Games have evolved with technology – from the traditional dice and card games, to the classic board games, to computer and television console games. The growth and accessibility of games, especially with the rise of smartphones, have led to games playing a significant role in our lives. What I found interesting in Mary Flanagan’s talk was her focus on how gameplay can be a platform to convey values and the power it has to shape people’s beliefs.
I took away the same emphasis on values and what games can do within communities. Though I do not spend much time in my everyday life playing games (save for the subway escape into Candy Crush), Mary Flanagan’s talk generated many questions in my mind such as: How might we think of games as a tool in building a better global society? How can we newly embarked grad students take this concept of personal and societal values within gaming and game design and apply the philosophy of personal responsibility towards improving the conditions of peoples’ lives in our own communities and around the world?
Ava Hill Caroline O’Connor Amanda Ortiz Lauren Gary
“It is this fruitful tension between concrete and the abstract with which I play to create my work.”
– Mary Flanagan
Mary Flanagan is an extraordinary example of entrepreneurship in digital media. Her prominent voice in the world of technology is continuing to break boundaries by investigating technology, specifically games and human dynamics, while focusing on values at play.

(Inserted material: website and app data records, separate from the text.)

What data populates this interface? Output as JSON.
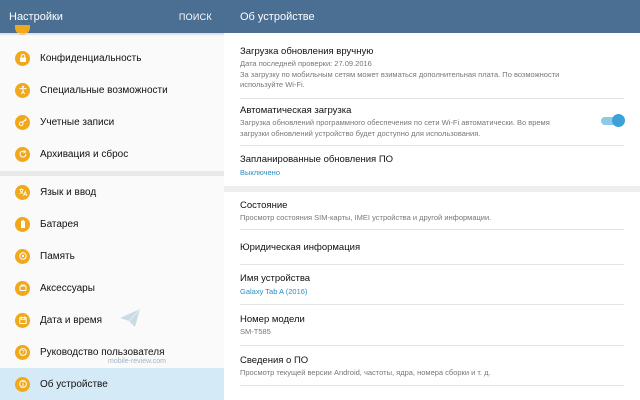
{
  "left_header": {
    "title": "Настройки",
    "search": "ПОИСК"
  },
  "menu": [
    {
      "label": "Конфиденциальность",
      "icon": "lock-icon"
    },
    {
      "label": "Специальные возможности",
      "icon": "accessibility-icon"
    },
    {
      "label": "Учетные записи",
      "icon": "key-icon"
    },
    {
      "label": "Архивация и сброс",
      "icon": "backup-icon"
    },
    {
      "label": "Язык и ввод",
      "icon": "language-icon"
    },
    {
      "label": "Батарея",
      "icon": "battery-icon"
    },
    {
      "label": "Память",
      "icon": "memory-icon"
    },
    {
      "label": "Аксессуары",
      "icon": "accessories-icon"
    },
    {
      "label": "Дата и время",
      "icon": "calendar-icon"
    },
    {
      "label": "Руководство пользователя",
      "icon": "manual-icon"
    },
    {
      "label": "Об устройстве",
      "icon": "info-icon",
      "selected": true
    }
  ],
  "watermark": "mobile-review.com",
  "right_header": {
    "title": "Об устройстве"
  },
  "rows": {
    "manual_update": {
      "title": "Загрузка обновления вручную",
      "line1": "Дата последней проверки: 27.09.2016",
      "line2": "За загрузку по мобильным сетям может взиматься дополнительная плата. По возможности",
      "line3": "используйте Wi-Fi."
    },
    "auto_download": {
      "title": "Автоматическая загрузка",
      "line1": "Загрузка обновлений программного обеспечения по сети Wi-Fi автоматически. Во время",
      "line2": "загрузки обновлений устройство будет доступно для использования.",
      "toggle_on": true
    },
    "scheduled": {
      "title": "Запланированные обновления ПО",
      "value": "Выключено"
    },
    "status": {
      "title": "Состояние",
      "sub": "Просмотр состояния SIM-карты, IMEI устройства и другой информации."
    },
    "legal": {
      "title": "Юридическая информация"
    },
    "device_name": {
      "title": "Имя устройства",
      "value": "Galaxy Tab A (2016)"
    },
    "model": {
      "title": "Номер модели",
      "value": "SM-T585"
    },
    "software": {
      "title": "Сведения о ПО",
      "sub": "Просмотр текущей версии Android, частоты, ядра, номера сборки и т. д."
    }
  },
  "colors": {
    "header": "#4a6f92",
    "accent": "#2b8ec8",
    "icon": "#f0a81c",
    "selected": "#d4eaf6"
  }
}
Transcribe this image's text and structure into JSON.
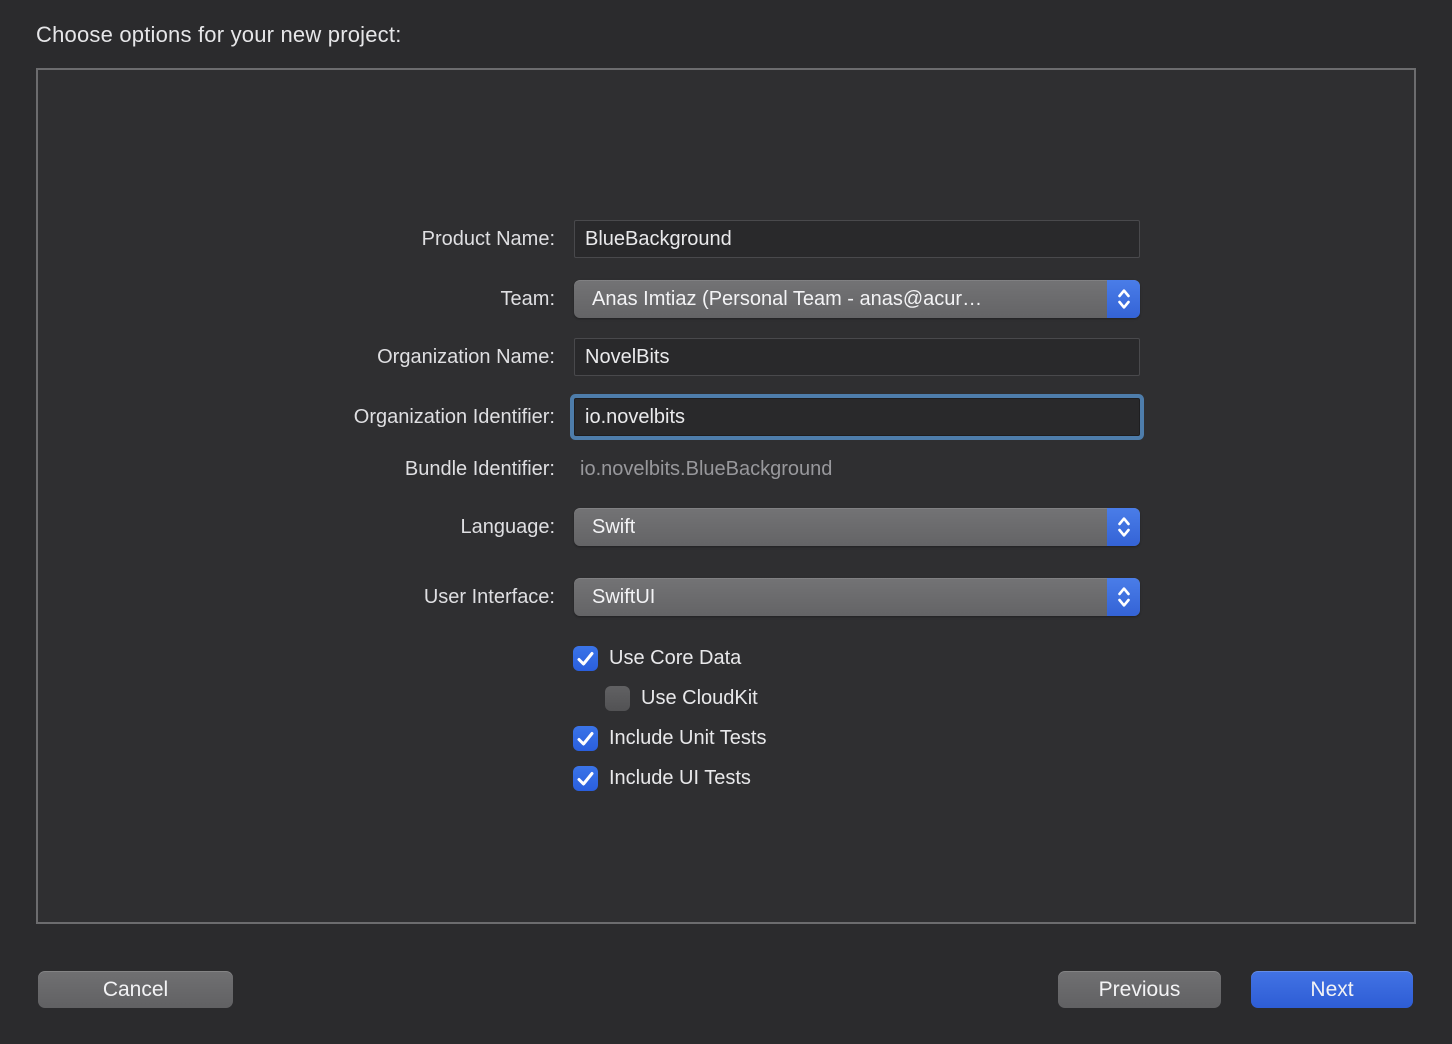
{
  "title": "Choose options for your new project:",
  "form": {
    "product_name": {
      "label": "Product Name:",
      "value": "BlueBackground"
    },
    "team": {
      "label": "Team:",
      "value": "Anas Imtiaz (Personal Team - anas@acur…"
    },
    "organization_name": {
      "label": "Organization Name:",
      "value": "NovelBits"
    },
    "organization_identifier": {
      "label": "Organization Identifier:",
      "value": "io.novelbits"
    },
    "bundle_identifier": {
      "label": "Bundle Identifier:",
      "value": "io.novelbits.BlueBackground"
    },
    "language": {
      "label": "Language:",
      "value": "Swift"
    },
    "user_interface": {
      "label": "User Interface:",
      "value": "SwiftUI"
    }
  },
  "checkboxes": {
    "use_core_data": {
      "label": "Use Core Data",
      "checked": true
    },
    "use_cloudkit": {
      "label": "Use CloudKit",
      "checked": false
    },
    "include_unit_tests": {
      "label": "Include Unit Tests",
      "checked": true
    },
    "include_ui_tests": {
      "label": "Include UI Tests",
      "checked": true
    }
  },
  "buttons": {
    "cancel": "Cancel",
    "previous": "Previous",
    "next": "Next"
  },
  "colors": {
    "background": "#2b2b2d",
    "panel": "#2f2f31",
    "panel_border": "#6c6c6e",
    "accent_blue": "#3a6ce0",
    "focus_ring": "#4e7dab",
    "checkbox_blue": "#2f6be4",
    "button_gray": "#696969",
    "muted_text": "#98989c"
  }
}
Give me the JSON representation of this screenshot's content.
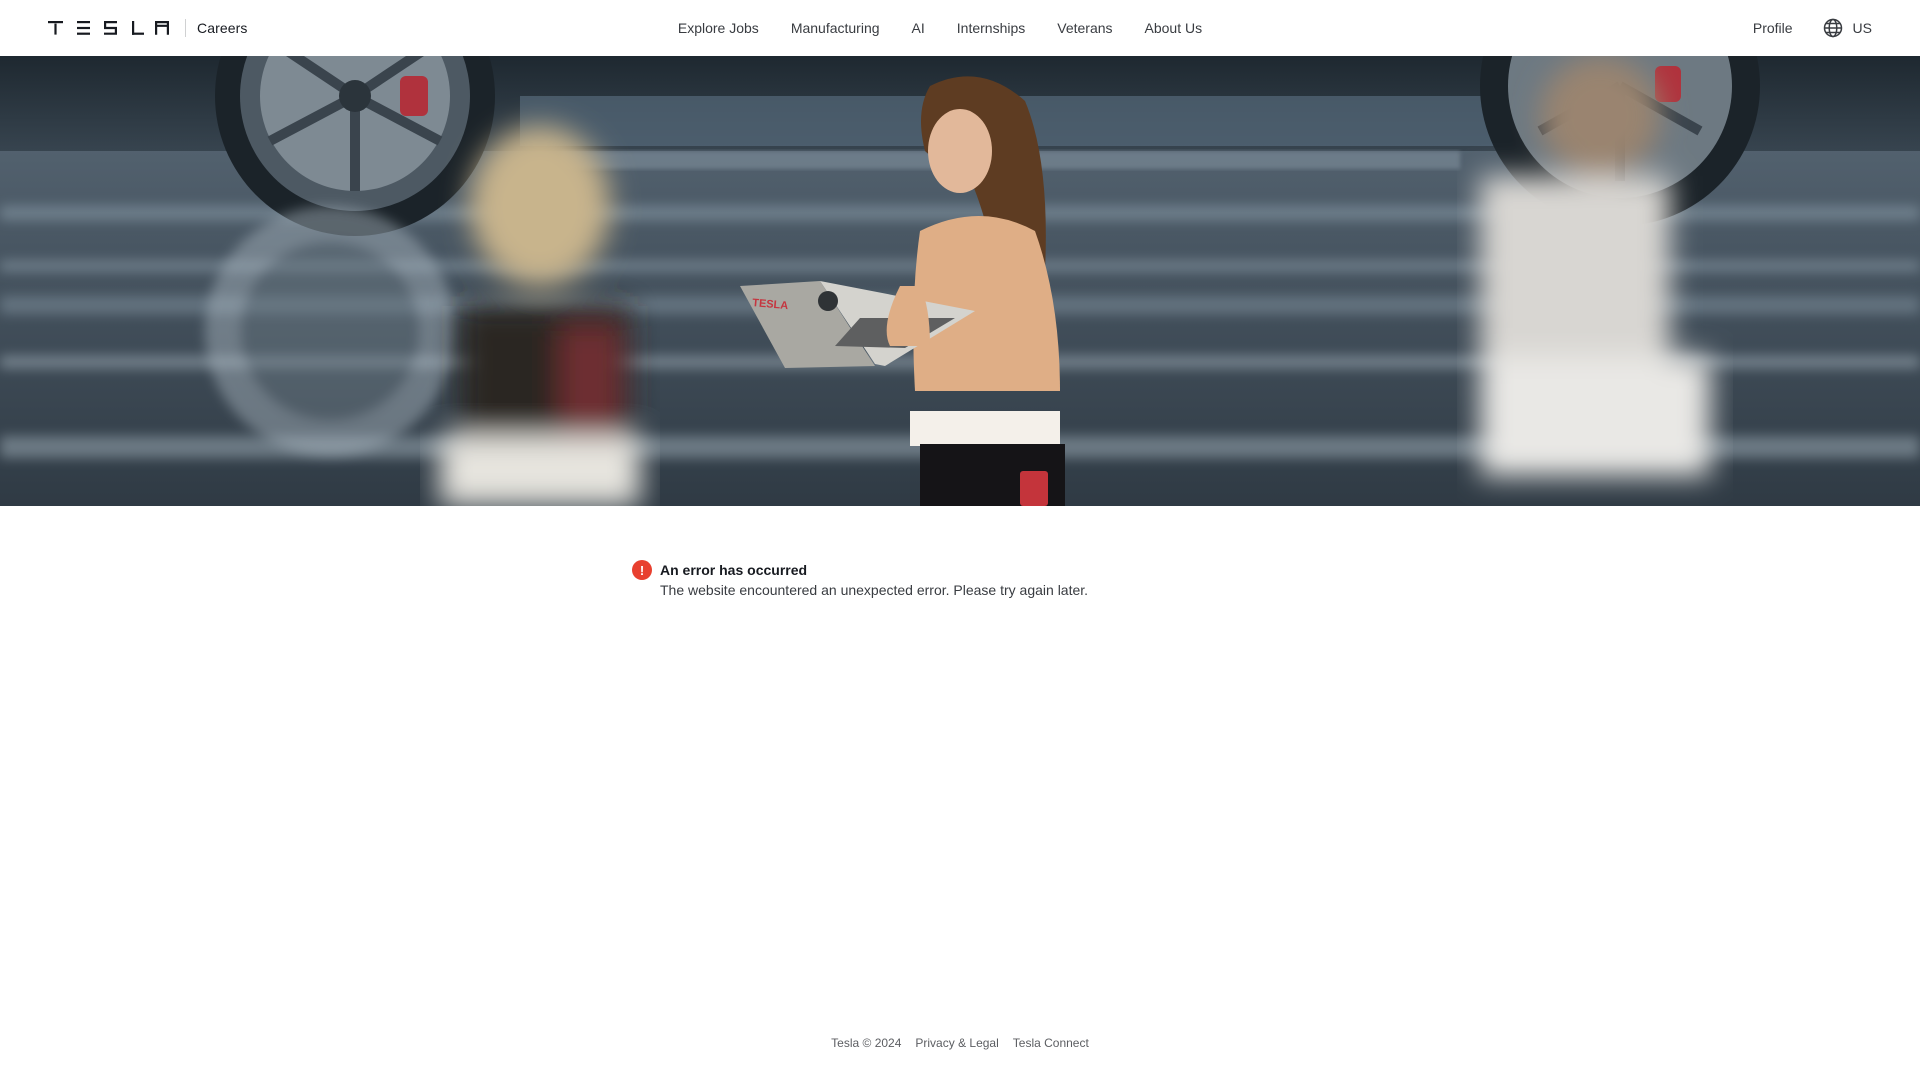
{
  "header": {
    "brand": "TESLA",
    "section_label": "Careers",
    "nav": [
      "Explore Jobs",
      "Manufacturing",
      "AI",
      "Internships",
      "Veterans",
      "About Us"
    ],
    "profile_label": "Profile",
    "region_label": "US"
  },
  "hero": {
    "laptop_text": "TESLA"
  },
  "error": {
    "title": "An error has occurred",
    "message": "The website encountered an unexpected error. Please try again later.",
    "icon_glyph": "!",
    "color": "#e8402f"
  },
  "footer": {
    "copyright": "Tesla © 2024",
    "links": [
      "Privacy & Legal",
      "Tesla Connect"
    ]
  },
  "colors": {
    "text_primary": "#171a20",
    "text_secondary": "#393c41",
    "background": "#ffffff"
  }
}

Some of her work includes “Critical Play: Radical Game Design,” a self-created game research lab, Tiltfactor, and her new book, Values at Play in Digital Games, co-authored by Helen Nissenbaum. As she studies the relationships between behavior, tools, play and daily life, Flanagan shines a necessary light on how we can strive to make and use technology more positively. She continues to influence designers and consumers by investigating how the world can be changed through values at play.
Mary Flanagan’s talk at the New School on September 15th, 2014, was an illuminating entryway to the world of game ethics. Mary spoke about her own research on how our value systems influence our game-playing (both video and analog) and also about how we, as a society, interpret values across many of our different media types. Her presentation was a clear introduction to why research methods matter, and why questioning our own values was important to interpreting the media we produce and consume.
For our synthesis of Mary’s talk, we wanted to produce something that might both illustrate her concepts and our own judgements. We decided to create a kind of “game” that you can play within this post. The game is meant to be both a bit confusing and slightly difficult to parse, just as is often the case with our own values.